The dishonest accountant or other tax adviser is seen by HMRC as a centre of infection, whose activities must, in the public interest, be brought to an end as soon as possible. Hence SCI always take over any such cases on discovery and as a matter of priority. If it can be proved that the adviser has acted fraudulently, either in his own affairs or those of his clients, the following course of action against him will be considered:-
The aim is to bring the fraudulent adviser’s activities to an end and the decision about how this might best be achieved is taken in the light of the nature of the offence, the quality of the evidence and the willingness of the adviser to allow access to his working papers (so that the investigator can find the extent of his frauds in relation to his clients).
While TMA 1970, s. 20A empowers HMRC to call for the working papers of an adviser where he has been convicted of an offence or had a penalty imposed on him under TMA 1970, s. 99, a negotiated s. 99 penalty does not enable HMRC to proceed under s. 20A. if he refuses access to his working papers, therefore, he is more likely to have formal proceedings taken against him.
The changes made by FA 1989, s. 144 to TMA 1970, s. 20B by the addition of subs. (9)-(14) enable HMRC to have access (subject to safeguards) to an adviser’s working papers where the client is under investigation by way of a notice under s. 20(3) or (8A). In most cases, evidence of any fraud on the part of a dishonest adviser is to be found primarily in the working papers relating to his clients.

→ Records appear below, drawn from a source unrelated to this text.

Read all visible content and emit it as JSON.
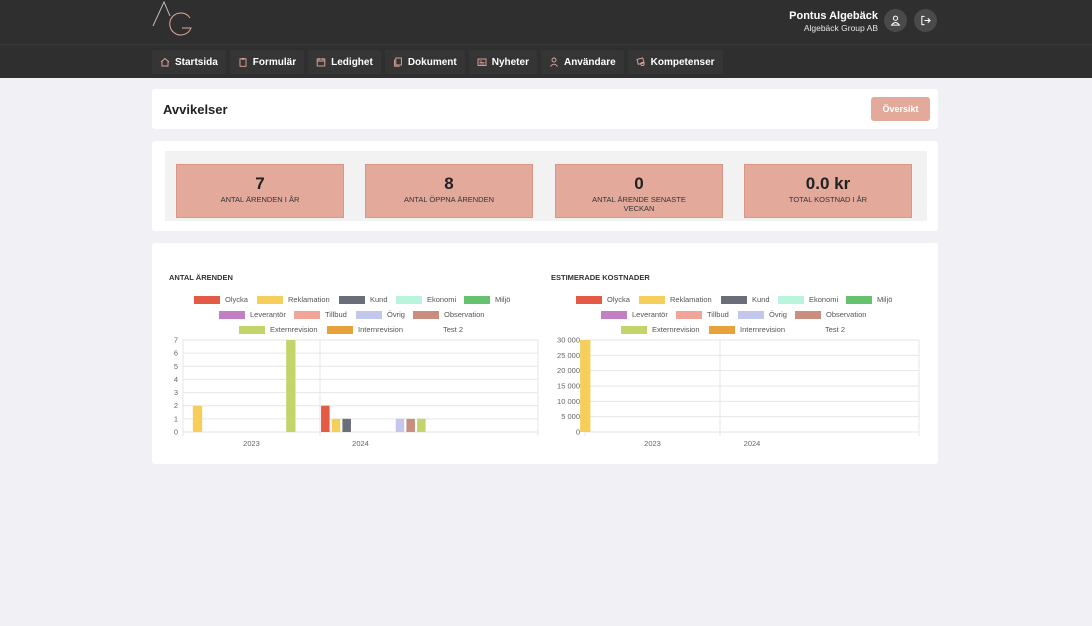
{
  "user": {
    "name": "Pontus Algebäck",
    "company": "Algebäck Group AB"
  },
  "header_icons": [
    "user-icon",
    "logout-icon"
  ],
  "nav": [
    {
      "label": "Startsida",
      "icon": "home-icon"
    },
    {
      "label": "Formulär",
      "icon": "clipboard-icon"
    },
    {
      "label": "Ledighet",
      "icon": "calendar-icon"
    },
    {
      "label": "Dokument",
      "icon": "documents-icon"
    },
    {
      "label": "Nyheter",
      "icon": "newspaper-icon"
    },
    {
      "label": "Användare",
      "icon": "user-icon"
    },
    {
      "label": "Kompetenser",
      "icon": "certificate-icon"
    }
  ],
  "page": {
    "title": "Avvikelser",
    "overview_button": "Översikt"
  },
  "stats": [
    {
      "value": "7",
      "label": "ANTAL ÄRENDEN I ÅR"
    },
    {
      "value": "8",
      "label": "ANTAL ÖPPNA ÄRENDEN"
    },
    {
      "value": "0",
      "label": "ANTAL ÄRENDE SENASTE VECKAN"
    },
    {
      "value": "0.0 kr",
      "label": "TOTAL KOSTNAD I ÅR"
    }
  ],
  "colors": {
    "accent": "#e3a99a",
    "topbar": "#2f2f2f",
    "series": {
      "Olycka": "#e35a45",
      "Reklamation": "#f5cf5a",
      "Kund": "#6b6d78",
      "Ekonomi": "#b8f5dc",
      "Miljö": "#66c26e",
      "Leverantör": "#c27fc4",
      "Tillbud": "#f0a598",
      "Övrig": "#c3c7ec",
      "Observation": "#c98e7d",
      "Externrevision": "#c2d46a",
      "Internrevision": "#e8a23c",
      "Test 2": "#ffffff"
    }
  },
  "chart_data": [
    {
      "type": "bar",
      "title": "ANTAL ÄRENDEN",
      "categories": [
        "2023",
        "2024"
      ],
      "ylim": [
        0,
        7
      ],
      "yticks": [
        "0",
        "1",
        "2",
        "3",
        "4",
        "5",
        "6",
        "7"
      ],
      "grid": true,
      "legend": "top",
      "series": [
        {
          "name": "Olycka",
          "values": [
            0,
            2
          ]
        },
        {
          "name": "Reklamation",
          "values": [
            2,
            1
          ]
        },
        {
          "name": "Kund",
          "values": [
            0,
            1
          ]
        },
        {
          "name": "Ekonomi",
          "values": [
            0,
            0
          ]
        },
        {
          "name": "Miljö",
          "values": [
            0,
            0
          ]
        },
        {
          "name": "Leverantör",
          "values": [
            0,
            0
          ]
        },
        {
          "name": "Tillbud",
          "values": [
            0,
            0
          ]
        },
        {
          "name": "Övrig",
          "values": [
            0,
            1
          ]
        },
        {
          "name": "Observation",
          "values": [
            0,
            1
          ]
        },
        {
          "name": "Externrevision",
          "values": [
            7,
            1
          ]
        },
        {
          "name": "Internrevision",
          "values": [
            0,
            0
          ]
        },
        {
          "name": "Test 2",
          "values": [
            0,
            0
          ]
        }
      ]
    },
    {
      "type": "bar",
      "title": "ESTIMERADE KOSTNADER",
      "categories": [
        "2023",
        "2024"
      ],
      "ylim": [
        0,
        30000
      ],
      "yticks": [
        "0",
        "5 000",
        "10 000",
        "15 000",
        "20 000",
        "25 000",
        "30 000"
      ],
      "grid": true,
      "legend": "top",
      "series": [
        {
          "name": "Olycka",
          "values": [
            0,
            0
          ]
        },
        {
          "name": "Reklamation",
          "values": [
            30000,
            0
          ]
        },
        {
          "name": "Kund",
          "values": [
            0,
            0
          ]
        },
        {
          "name": "Ekonomi",
          "values": [
            0,
            0
          ]
        },
        {
          "name": "Miljö",
          "values": [
            0,
            0
          ]
        },
        {
          "name": "Leverantör",
          "values": [
            0,
            0
          ]
        },
        {
          "name": "Tillbud",
          "values": [
            0,
            0
          ]
        },
        {
          "name": "Övrig",
          "values": [
            0,
            0
          ]
        },
        {
          "name": "Observation",
          "values": [
            0,
            0
          ]
        },
        {
          "name": "Externrevision",
          "values": [
            0,
            0
          ]
        },
        {
          "name": "Internrevision",
          "values": [
            0,
            0
          ]
        },
        {
          "name": "Test 2",
          "values": [
            0,
            0
          ]
        }
      ]
    }
  ]
}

If, as a result of an investigation into an adviser suspected of fraud, it is decided that there is insufficient evidence of the standard required for a criminal prosecution, it would be unusual for a s. 99 penalty to be determined by the inspector, with any appeal then to be heard by the commissioners, because the quality of the evidence required for this penalty needs to be of a standard almost as high. Instead, the action taken would probably be to negotiate a s. 99 penalty and to settle the matter by way of HMRC getting various undertakings from the adviser with regard to his future conduct.
A distinction must be drawn between fraud and incompetence; fraud is a criminal offence, incompetence is not. For an offence to be committed under TMA 1970, s. 99, therefore opening up the possibility of obtaining access under s. 20A to the working papers of the adviser, he must have known that the information, return, accounts or other document was incorrect. If, however, the adviser is not dishonest but only incompetent, he will not, of course, have known that the return, accounts, etc. were incorrect and HMRC’s action is limited to trying to persuade him to obtain assistance, seek training or perhaps retire or cut down on the number of clients. In extreme cases, the local tax office might be advised to treat every return submitted by the incompetent adviser as likely to be unsatisfactory and to open enquiries into them all.